- Brown paper must have a higher environmental rating than white paper.
This sounds logical in theory, but in practice it is not always the case. As an example, Buffalo Kraft (which is brown) uses 18% recycled fibres, whereas Cyclus (which is white) uses 100% recycled fibres. Looks can be deceiving!
- There should be a laminated option for recycled stock.
This one floors me. Laminating, whether gloss or matte, is the application of a plastic film across a paper product. The plastic film used in laminating is non-recyclable, which would make a brochure printed on recycled stock with a laminate coating a contradiction.
I spend a great amount of time helping clients through the paper selection process, and make sure they understand the paper’s specifications, especially when choosing a recycled stock is of importance to them, their business and their project. It’s worth spending that little bit of time at the start to choose the right type of paper.
One aspect of webdesign that people are asking us about more and more is mobile responsive websites, so I thought I’d do a bit of an introduction on the what, why and how.

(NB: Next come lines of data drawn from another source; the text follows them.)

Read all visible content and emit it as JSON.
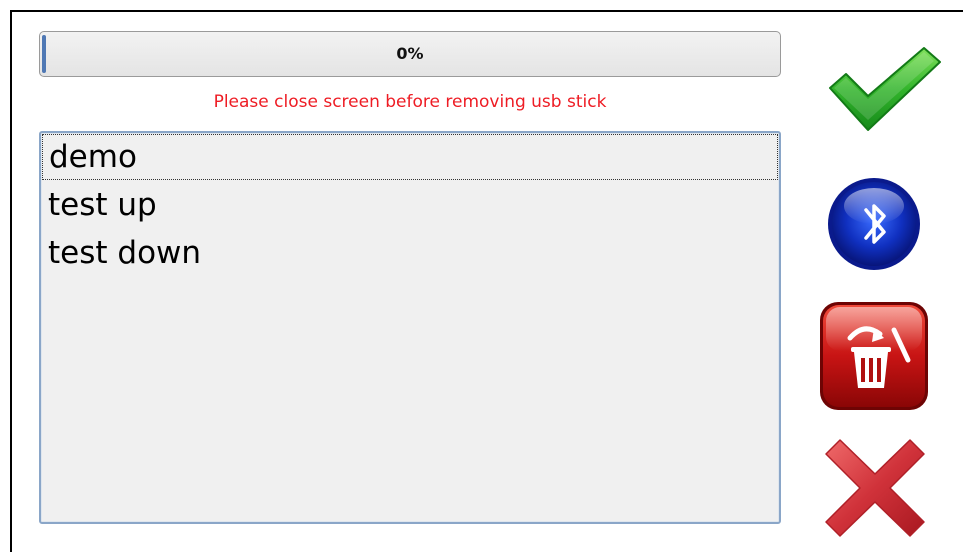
{
  "progress": {
    "percent_text": "0%",
    "value": 0.0
  },
  "warning_message": "Please close screen before removing usb stick",
  "file_list": {
    "items": [
      "demo",
      "test up",
      "test down"
    ],
    "selected_index": 0
  },
  "buttons": {
    "confirm_icon": "green-checkmark-icon",
    "bluetooth_icon": "bluetooth-icon",
    "delete_icon": "trash-delete-icon",
    "cancel_icon": "red-x-icon"
  },
  "colors": {
    "warning": "#ee1c24",
    "progress_fill": "#4f78b4",
    "list_border": "#8aa6c8",
    "confirm_green": "#2fb52f",
    "bluetooth_blue": "#1534c8",
    "delete_red": "#cc1010",
    "cancel_red": "#d0323a"
  }
}
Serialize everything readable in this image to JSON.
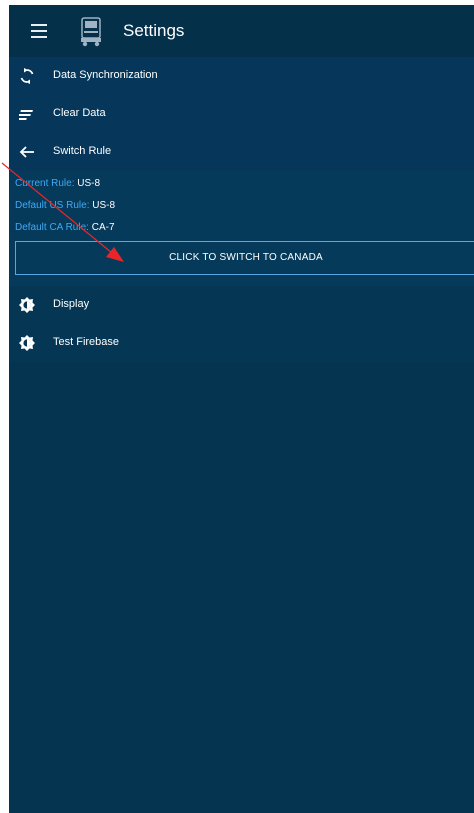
{
  "header": {
    "title": "Settings",
    "menu_icon": "hamburger-menu-icon",
    "app_icon": "truck-icon"
  },
  "menu": {
    "items": [
      {
        "label": "Data Synchronization",
        "icon": "sync-icon"
      },
      {
        "label": "Clear Data",
        "icon": "clear-data-icon"
      },
      {
        "label": "Switch Rule",
        "icon": "back-arrow-icon"
      }
    ]
  },
  "rules": {
    "current_label": "Current Rule:",
    "current_value": "US-8",
    "default_us_label": "Default US Rule:",
    "default_us_value": "US-8",
    "default_ca_label": "Default CA Rule:",
    "default_ca_value": "CA-7",
    "switch_button_label": "CLICK TO SWITCH TO CANADA"
  },
  "menu_bottom": {
    "items": [
      {
        "label": "Display",
        "icon": "brightness-icon"
      },
      {
        "label": "Test Firebase",
        "icon": "brightness-icon"
      }
    ]
  },
  "colors": {
    "background": "#04344f",
    "toolbar": "#05304a",
    "accent_text": "#3fa9f5",
    "button_border": "#57a8e0",
    "annotation_arrow": "#e8262a"
  }
}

Now that most of the world seem to spend a lot of their time using their mobile phones for more than just making calls, websites are often looked at on those tiny little devices. I won’t deny that it’s super-convenient while you’re out to look up a business on your phone – it might be as simple as checking out their opening hours. It’s even more handy when the website is set up to be easy to view and navigate on a mobile.
When viewing websites became a thing to do on mobiles, it was standard to create a completely separate “mobile sized” website. These mobile websites often had different content to the main website, and often caused a double-up of having to update the content on both websites whenever information changed.
But HTML and CSS (the coding used for websites) has come a long way, and now it’s possible to create one website that morphs and resizes to suit the screen it’s being viewed on – and this is what is meant if you ever hear someone throwing the phrase mobile responsive into a conversation.
We are continually building websites with mobile responsiveness now, as well as converting existing websites to becoming mobile responsive. It’s a very important thing to note – you usually do not need a whole new website layout for it to become mobile responsive. So you can keep the website you love, but make it accessible for everyone, no matter what type of device they are viewing it from. Technology advances are amazing and wonderful in one!
A few nights ago I watched Life at 9 on ABC – the episode was about creativity.
What was most interesting was seeing how 9 year olds think creatively versus how adults think creatively. They were given a number of tasks that required problem-solving, and how the children and adults went about the tasks was amazing – along with how they perceive creativity.
What was most interesting about the tasks was that the children got straight into working it out – trying things, breaking things, trying things again – and not giving up. They were into experimenting and figuring out what works, but not being scared of what could potentially be a mistake.
The adults however, all talked in a group about how to solve the problem, and then began working…and then often found that their idea didn’t work in practice. There was too much planning and not enough experimenting. And creativity is all about experimenting – not being scared of trying something different, or trying something new. The children didn’t have fear of failure – just a will to make it work – and it was a beautiful thing to watch.
The other part of the documentary that was interesting, was the notion that both the adults and children had about what creativity is. Neither group really thought of creativity covering thinking and problem solving – they just assumed that creativity is only artistic talent. Creativity definitely isn’t only artistic talent, there is so much more. Creative thinking is really most of the process of every project!